A significant number of the innovations we've highlighted on Worldchanging have been designed and developed through collaboration. Whether in hands-on settings or through web-based tools, engaging a wider community almost inevitably yields a product which is more appropriate for its intended context and better suited to the end-user. This model also enables iterative improvement even once a product or service has been released into the world.
One way to facilitate that continuing evolution and improvement is to use Creative Commons licensing. Whereas copyright declares a product complete and "all rights reserved," thereby putting a lock on the possibility for anyone to replicate or build upon the original concept, Creative Commons declares "some rights reserved," creating the possibility of placing rights on only certain aspects of a work, or on the work in only certain locations (as with the Developing Nations Creative Commons License). Creative Commons has made a profound difference in the process of innovation in general, permitting more rapid, cooperative development and allowing effective models to be distributed everywhere.
Lawrence Lessig and the Creative Commons Developing Nations License -- Creative Commons founder Lawrence Lessig talks to Worldchanging about his work, and in particular the Creative Commons Developing Nations License, which "is meant to open the floodgates of access to new solutions in the Global South by creating a system which encourages designers and creators in the Global North to freely share their innovations."
Redistributing the Future -- As William Gibson said, "The future is here, it's not well-distributed yet." What would it mean to stop thinking about the redistribution of wealth, and start looking at redistributing the tools for advancement and opening that advancement process to collaboration? Among other things, it means ensuring that beneficial innovations for moving forward would be equally and globally available.
The Open Architecture Network and the Future of Design -- Architecture for Humanity recently launched a groundbreaking tool to allow architects, designers and engineers to freely share information and innovation, assess and modify designs, and develop new solutions in order to better serve the billions of people in need of shelter around the world. "Think of it as the Wikipedia of humanitarian design, the first big step towards open source design."

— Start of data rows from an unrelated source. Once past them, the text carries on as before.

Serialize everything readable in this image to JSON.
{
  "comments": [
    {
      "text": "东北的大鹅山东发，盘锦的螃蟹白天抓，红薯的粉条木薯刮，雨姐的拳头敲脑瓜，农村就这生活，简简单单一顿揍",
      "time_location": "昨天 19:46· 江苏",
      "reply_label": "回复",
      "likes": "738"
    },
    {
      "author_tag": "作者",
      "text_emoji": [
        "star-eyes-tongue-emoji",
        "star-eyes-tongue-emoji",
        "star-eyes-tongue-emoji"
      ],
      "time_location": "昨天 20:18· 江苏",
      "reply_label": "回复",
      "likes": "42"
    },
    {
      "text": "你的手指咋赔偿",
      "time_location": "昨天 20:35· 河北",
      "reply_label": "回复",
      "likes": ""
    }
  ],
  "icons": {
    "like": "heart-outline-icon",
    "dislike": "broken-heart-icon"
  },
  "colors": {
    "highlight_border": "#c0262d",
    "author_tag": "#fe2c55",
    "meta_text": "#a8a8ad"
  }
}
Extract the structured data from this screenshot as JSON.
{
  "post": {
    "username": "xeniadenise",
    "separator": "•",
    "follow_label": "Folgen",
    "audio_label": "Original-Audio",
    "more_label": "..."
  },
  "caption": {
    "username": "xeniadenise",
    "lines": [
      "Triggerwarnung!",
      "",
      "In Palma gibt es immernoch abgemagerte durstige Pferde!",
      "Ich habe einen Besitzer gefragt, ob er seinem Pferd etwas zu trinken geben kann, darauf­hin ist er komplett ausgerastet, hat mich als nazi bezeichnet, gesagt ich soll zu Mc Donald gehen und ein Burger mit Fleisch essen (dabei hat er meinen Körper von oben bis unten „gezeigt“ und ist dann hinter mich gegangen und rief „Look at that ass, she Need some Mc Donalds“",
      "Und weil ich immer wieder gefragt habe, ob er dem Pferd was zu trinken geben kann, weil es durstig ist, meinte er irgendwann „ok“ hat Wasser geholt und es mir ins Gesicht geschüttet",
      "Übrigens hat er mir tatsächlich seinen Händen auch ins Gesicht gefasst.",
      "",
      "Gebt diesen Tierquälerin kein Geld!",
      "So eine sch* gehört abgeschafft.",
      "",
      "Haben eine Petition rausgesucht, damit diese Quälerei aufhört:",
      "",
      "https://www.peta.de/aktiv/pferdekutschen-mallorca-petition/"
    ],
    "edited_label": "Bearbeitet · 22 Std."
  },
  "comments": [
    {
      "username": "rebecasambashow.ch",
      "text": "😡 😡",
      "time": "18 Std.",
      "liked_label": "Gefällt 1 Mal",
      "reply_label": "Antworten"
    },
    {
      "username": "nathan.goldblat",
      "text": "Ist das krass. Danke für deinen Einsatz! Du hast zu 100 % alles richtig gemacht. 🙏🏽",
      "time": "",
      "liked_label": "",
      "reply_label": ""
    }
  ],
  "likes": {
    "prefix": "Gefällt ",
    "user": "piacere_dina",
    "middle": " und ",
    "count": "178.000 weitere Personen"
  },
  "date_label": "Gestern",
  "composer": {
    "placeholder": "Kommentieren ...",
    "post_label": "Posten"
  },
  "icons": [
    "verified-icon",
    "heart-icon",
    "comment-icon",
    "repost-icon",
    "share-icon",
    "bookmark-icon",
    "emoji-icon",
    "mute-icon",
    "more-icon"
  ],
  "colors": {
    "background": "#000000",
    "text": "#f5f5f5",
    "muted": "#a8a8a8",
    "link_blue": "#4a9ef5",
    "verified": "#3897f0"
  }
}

Cory Doctorow: The Worldchanging Interview -- BoingBoing editor, science fiction writer and intellectual property reform activist, Cory Doctorow, talks about copyfight, the Broadcasters' Treaty, and the power of citizen networks to fight (and win) battles for open information and public domain.